- [Brief] Sort through the listing below and keep each line with the word "заданий". Copy those.

- [Exercise inputs]
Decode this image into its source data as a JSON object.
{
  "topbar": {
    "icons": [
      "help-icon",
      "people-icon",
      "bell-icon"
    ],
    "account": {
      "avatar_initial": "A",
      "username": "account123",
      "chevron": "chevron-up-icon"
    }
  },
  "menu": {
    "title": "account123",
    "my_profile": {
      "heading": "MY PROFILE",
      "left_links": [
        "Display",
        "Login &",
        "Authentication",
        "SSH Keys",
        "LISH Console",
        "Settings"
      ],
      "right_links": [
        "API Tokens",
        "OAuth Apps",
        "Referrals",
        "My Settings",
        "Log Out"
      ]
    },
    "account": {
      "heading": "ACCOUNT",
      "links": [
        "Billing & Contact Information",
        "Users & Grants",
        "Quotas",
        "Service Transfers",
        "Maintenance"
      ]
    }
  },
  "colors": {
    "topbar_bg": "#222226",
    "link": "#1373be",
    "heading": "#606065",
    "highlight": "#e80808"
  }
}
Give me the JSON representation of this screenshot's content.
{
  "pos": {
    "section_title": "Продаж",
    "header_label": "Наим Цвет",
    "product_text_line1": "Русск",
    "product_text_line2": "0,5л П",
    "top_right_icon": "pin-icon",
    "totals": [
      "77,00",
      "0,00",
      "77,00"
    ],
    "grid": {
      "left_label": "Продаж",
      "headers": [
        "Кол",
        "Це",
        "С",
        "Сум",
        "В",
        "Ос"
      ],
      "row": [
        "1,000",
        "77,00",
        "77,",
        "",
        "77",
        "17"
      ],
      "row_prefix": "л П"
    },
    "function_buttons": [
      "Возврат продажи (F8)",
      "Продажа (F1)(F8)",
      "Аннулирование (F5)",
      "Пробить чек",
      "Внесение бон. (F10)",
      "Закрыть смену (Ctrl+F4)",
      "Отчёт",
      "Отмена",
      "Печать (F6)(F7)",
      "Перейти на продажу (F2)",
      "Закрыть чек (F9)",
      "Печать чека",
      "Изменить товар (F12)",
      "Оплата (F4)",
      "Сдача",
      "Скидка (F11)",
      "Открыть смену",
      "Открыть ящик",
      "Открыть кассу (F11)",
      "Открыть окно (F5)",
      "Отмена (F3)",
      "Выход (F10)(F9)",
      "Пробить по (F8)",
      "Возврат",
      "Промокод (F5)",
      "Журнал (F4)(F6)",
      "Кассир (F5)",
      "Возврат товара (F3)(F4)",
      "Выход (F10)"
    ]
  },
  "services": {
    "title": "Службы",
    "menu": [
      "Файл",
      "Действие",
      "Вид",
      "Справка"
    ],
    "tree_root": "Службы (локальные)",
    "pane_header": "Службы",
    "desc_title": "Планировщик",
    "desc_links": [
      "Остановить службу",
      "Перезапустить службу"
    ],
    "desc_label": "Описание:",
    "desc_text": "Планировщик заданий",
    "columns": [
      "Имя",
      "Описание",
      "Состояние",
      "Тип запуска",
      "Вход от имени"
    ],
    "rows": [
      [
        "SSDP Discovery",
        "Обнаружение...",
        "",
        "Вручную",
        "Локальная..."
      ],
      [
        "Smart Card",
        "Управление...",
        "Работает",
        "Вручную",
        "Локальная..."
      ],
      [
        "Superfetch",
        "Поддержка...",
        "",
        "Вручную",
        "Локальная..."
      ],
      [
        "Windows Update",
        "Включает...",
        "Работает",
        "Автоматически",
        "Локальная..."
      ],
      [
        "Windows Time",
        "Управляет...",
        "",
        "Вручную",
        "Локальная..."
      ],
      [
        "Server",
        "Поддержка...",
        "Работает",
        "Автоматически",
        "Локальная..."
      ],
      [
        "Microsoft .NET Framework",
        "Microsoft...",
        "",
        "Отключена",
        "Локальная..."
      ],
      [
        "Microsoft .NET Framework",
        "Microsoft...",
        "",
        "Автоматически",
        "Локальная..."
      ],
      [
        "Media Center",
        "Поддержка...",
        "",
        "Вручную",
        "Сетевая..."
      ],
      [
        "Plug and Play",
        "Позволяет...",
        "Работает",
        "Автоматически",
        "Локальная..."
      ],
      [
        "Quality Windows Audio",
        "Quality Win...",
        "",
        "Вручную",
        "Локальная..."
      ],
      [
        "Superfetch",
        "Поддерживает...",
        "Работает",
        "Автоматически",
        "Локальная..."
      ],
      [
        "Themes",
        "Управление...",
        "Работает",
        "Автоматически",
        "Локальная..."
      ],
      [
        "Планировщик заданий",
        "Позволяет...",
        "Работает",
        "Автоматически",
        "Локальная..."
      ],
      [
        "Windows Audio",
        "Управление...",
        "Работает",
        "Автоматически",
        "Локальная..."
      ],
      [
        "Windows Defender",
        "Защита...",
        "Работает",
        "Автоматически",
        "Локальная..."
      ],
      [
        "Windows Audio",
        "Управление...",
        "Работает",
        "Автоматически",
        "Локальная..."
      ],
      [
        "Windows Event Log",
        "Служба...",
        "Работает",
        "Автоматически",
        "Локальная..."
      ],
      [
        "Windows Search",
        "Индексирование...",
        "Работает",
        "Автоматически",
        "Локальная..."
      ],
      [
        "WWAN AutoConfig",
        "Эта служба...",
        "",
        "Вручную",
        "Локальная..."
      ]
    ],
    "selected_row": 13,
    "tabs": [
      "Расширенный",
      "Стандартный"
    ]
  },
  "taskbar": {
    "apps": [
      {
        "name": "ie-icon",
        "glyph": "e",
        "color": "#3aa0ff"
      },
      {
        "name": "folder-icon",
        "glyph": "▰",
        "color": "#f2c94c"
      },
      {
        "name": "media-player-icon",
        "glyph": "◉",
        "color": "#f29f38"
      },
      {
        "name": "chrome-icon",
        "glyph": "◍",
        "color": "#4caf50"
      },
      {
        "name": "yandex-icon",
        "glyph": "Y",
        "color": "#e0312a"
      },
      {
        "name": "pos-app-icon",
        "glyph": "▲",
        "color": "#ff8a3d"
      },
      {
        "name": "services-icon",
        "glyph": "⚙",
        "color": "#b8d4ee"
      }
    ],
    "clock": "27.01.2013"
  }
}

- [Task output]
    "desc_text": "Планировщик заданий",
        "Планировщик заданий",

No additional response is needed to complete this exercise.